▶ [Task description]:
Check every line of the material below for "JSON". Give the number of lines that have it, and only that.

▶ [Dataset excerpts]:
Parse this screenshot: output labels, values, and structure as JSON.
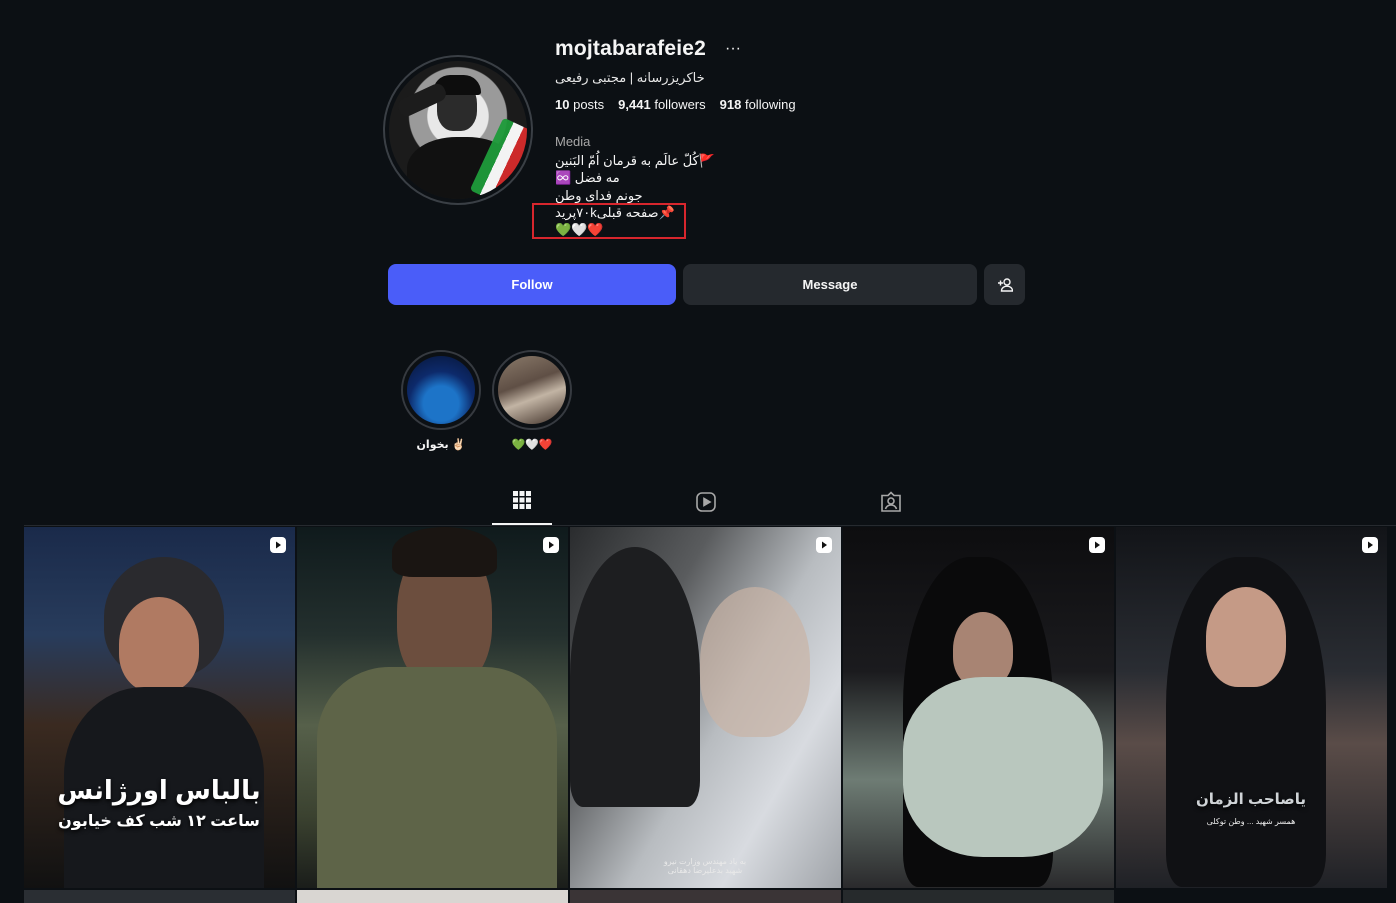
{
  "profile": {
    "username": "mojtabarafeie2",
    "more_glyph": "···",
    "full_name": "خاکریزرسانه | مجتبی رفیعی",
    "stats": {
      "posts_count": "10",
      "posts_label": "posts",
      "followers_count": "9,441",
      "followers_label": "followers",
      "following_count": "918",
      "following_label": "following"
    },
    "category": "Media",
    "bio_lines": [
      "🚩كُلّ عالَم به قرمان اُمّ البَنین",
      "مه فضل ♾️",
      "جونم فدای وطن",
      "📌صفحه قبلی۷۰kپرید",
      "💚🤍❤️"
    ]
  },
  "actions": {
    "follow_label": "Follow",
    "message_label": "Message"
  },
  "highlights": [
    {
      "label": "بخوان ✌🏻"
    },
    {
      "label": "💚🤍❤️"
    }
  ],
  "tabs": [
    {
      "name": "posts",
      "icon": "grid-icon",
      "active": true
    },
    {
      "name": "reels",
      "icon": "reels-icon",
      "active": false
    },
    {
      "name": "tagged",
      "icon": "tagged-icon",
      "active": false
    }
  ],
  "grid": [
    {
      "type": "reel",
      "caption_main": "بالباس اورژانس",
      "caption_sub": "ساعت ۱۲ شب کف خیابون"
    },
    {
      "type": "reel"
    },
    {
      "type": "reel",
      "caption_small": "به یاد مهندس وزارت نیرو\nشهید بدعلیرضا دهقانی"
    },
    {
      "type": "reel"
    },
    {
      "type": "reel",
      "caption_main": "یاصاحب الزمان",
      "caption_small": "همسر شهید ... وطن توکلی"
    }
  ],
  "colors": {
    "background": "#0c1014",
    "follow_button": "#4a5df9",
    "secondary_button": "#25292e",
    "highlight_box": "#d8262d"
  }
}
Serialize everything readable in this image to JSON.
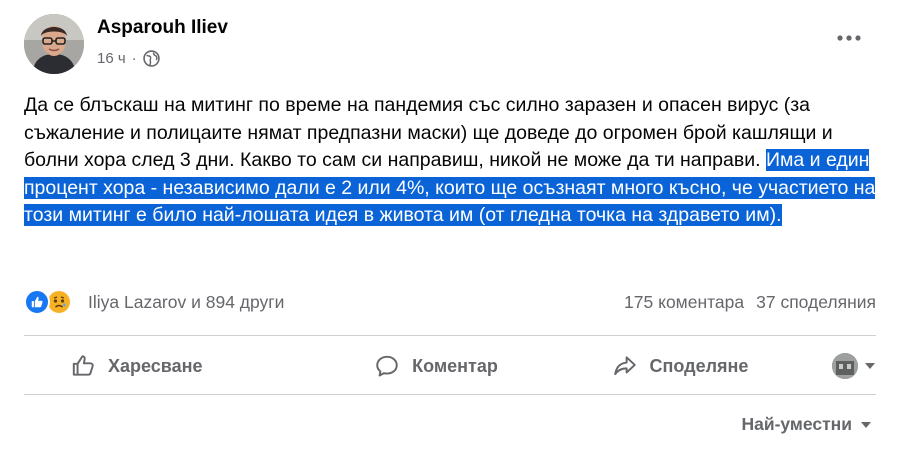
{
  "post": {
    "author": "Asparouh Iliev",
    "time": "16 ч",
    "privacy_icon": "globe-icon",
    "text_plain": "Да се блъскаш на митинг по време на пандемия със силно заразен и опасен вирус (за съжаление и полицаите нямат предпазни маски) ще доведе до огромен брой кашлящи и болни хора след 3 дни. Какво то сам си направиш, никой не може да ти направи. ",
    "text_highlighted": "Има и един процент хора - независимо дали е 2 или 4%, които ще осъзнаят много късно, че участието на този митинг е било най-лошата идея в живота им (от гледна точка на здравето им)."
  },
  "reactions": {
    "icons": [
      "like-icon",
      "sad-icon"
    ],
    "summary": "Iliya Lazarov и 894 други",
    "comments": "175 коментара",
    "shares": "37 споделяния"
  },
  "actions": {
    "like": "Харесване",
    "comment": "Коментар",
    "share": "Споделяне"
  },
  "sort": {
    "label": "Най-уместни"
  },
  "colors": {
    "highlight": "#0a64d8",
    "secondary_text": "#65676b",
    "like_blue": "#1877f2",
    "sad_yellow": "#f7b125"
  }
}
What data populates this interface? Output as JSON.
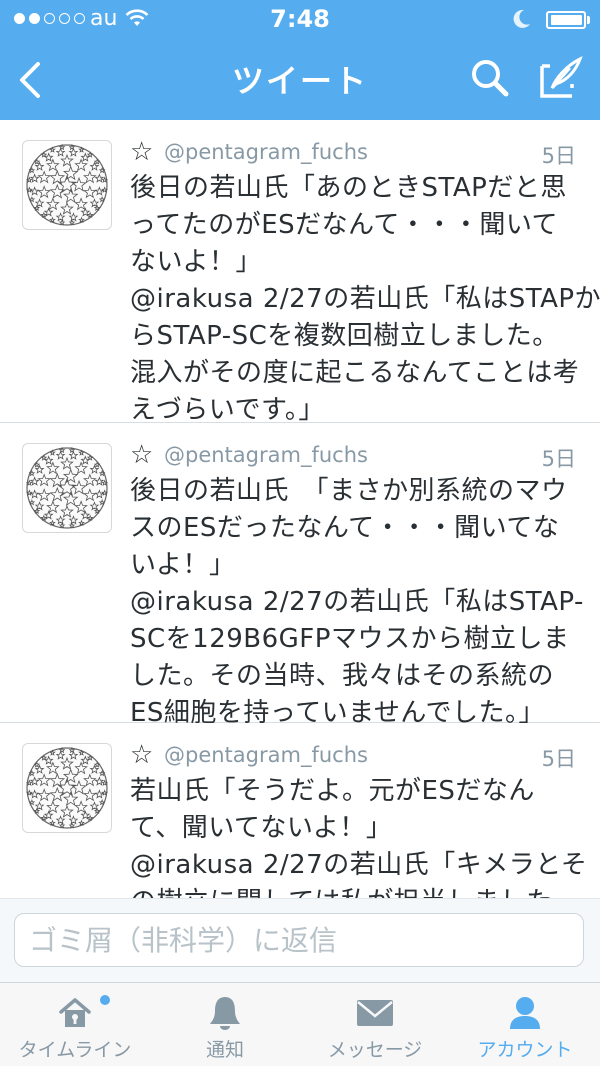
{
  "status_bar": {
    "carrier": "au",
    "time": "7:48"
  },
  "nav": {
    "title": "ツイート",
    "back_icon": "chevron-left-icon",
    "search_icon": "search-icon",
    "compose_icon": "compose-icon"
  },
  "tweets": [
    {
      "handle": "@pentagram_fuchs",
      "time": "5日",
      "text": "後日の若山氏「あのときSTAPだと思\nってたのがESだなんて・・・聞いて\nないよ！」\n@irakusa 2/27の若山氏「私はSTAPか\nらSTAP-SCを複数回樹立しました。\n混入がその度に起こるなんてことは考\nえづらいです。」"
    },
    {
      "handle": "@pentagram_fuchs",
      "time": "5日",
      "text": "後日の若山氏　「まさか別系統のマウ\nスのESだったなんて・・・聞いてな\nいよ！」\n@irakusa 2/27の若山氏「私はSTAP-\nSCを129B6GFPマウスから樹立しま\nした。その当時、我々はその系統の\nES細胞を持っていませんでした。」"
    },
    {
      "handle": "@pentagram_fuchs",
      "time": "5日",
      "text": "若山氏「そうだよ。元がESだなん\nて、聞いてないよ！」\n@irakusa 2/27の若山氏「キメラとそ\nの樹立に関しては私が担当しました。"
    }
  ],
  "reply": {
    "placeholder": "ゴミ屑（非科学）に返信"
  },
  "tabs": [
    {
      "label": "タイムライン",
      "icon": "home-icon",
      "active": false,
      "has_notification_dot": true
    },
    {
      "label": "通知",
      "icon": "bell-icon",
      "active": false
    },
    {
      "label": "メッセージ",
      "icon": "envelope-icon",
      "active": false
    },
    {
      "label": "アカウント",
      "icon": "person-icon",
      "active": true
    }
  ],
  "colors": {
    "brand_blue": "#55acee",
    "text": "#292f33",
    "muted": "#8899a6"
  }
}
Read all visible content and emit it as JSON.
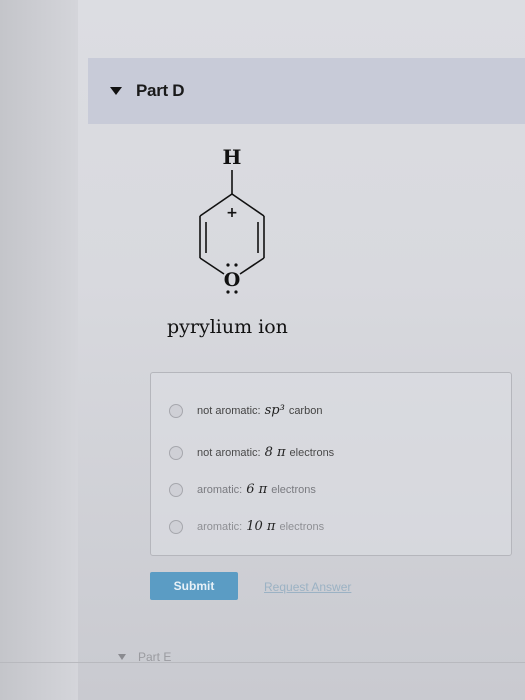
{
  "part_d": {
    "title": "Part D"
  },
  "molecule": {
    "top_atom": "H",
    "charge": "+",
    "hetero_atom": "O",
    "caption": "pyrylium ion"
  },
  "options": [
    {
      "before": "not aromatic:",
      "emph": "sp³",
      "after": "carbon"
    },
    {
      "before": "not aromatic:",
      "emph": "8 π",
      "after": "electrons"
    },
    {
      "before": "aromatic:",
      "emph": "6 π",
      "after": "electrons"
    },
    {
      "before": "aromatic:",
      "emph": "10 π",
      "after": "electrons"
    }
  ],
  "actions": {
    "submit_label": "Submit",
    "request_answer_label": "Request Answer"
  },
  "part_e": {
    "title": "Part E"
  },
  "colors": {
    "header_bg": "#c8cbd8",
    "submit_bg": "#5b9cc4",
    "link": "#9bb2c4"
  }
}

▶ [Result below]:
4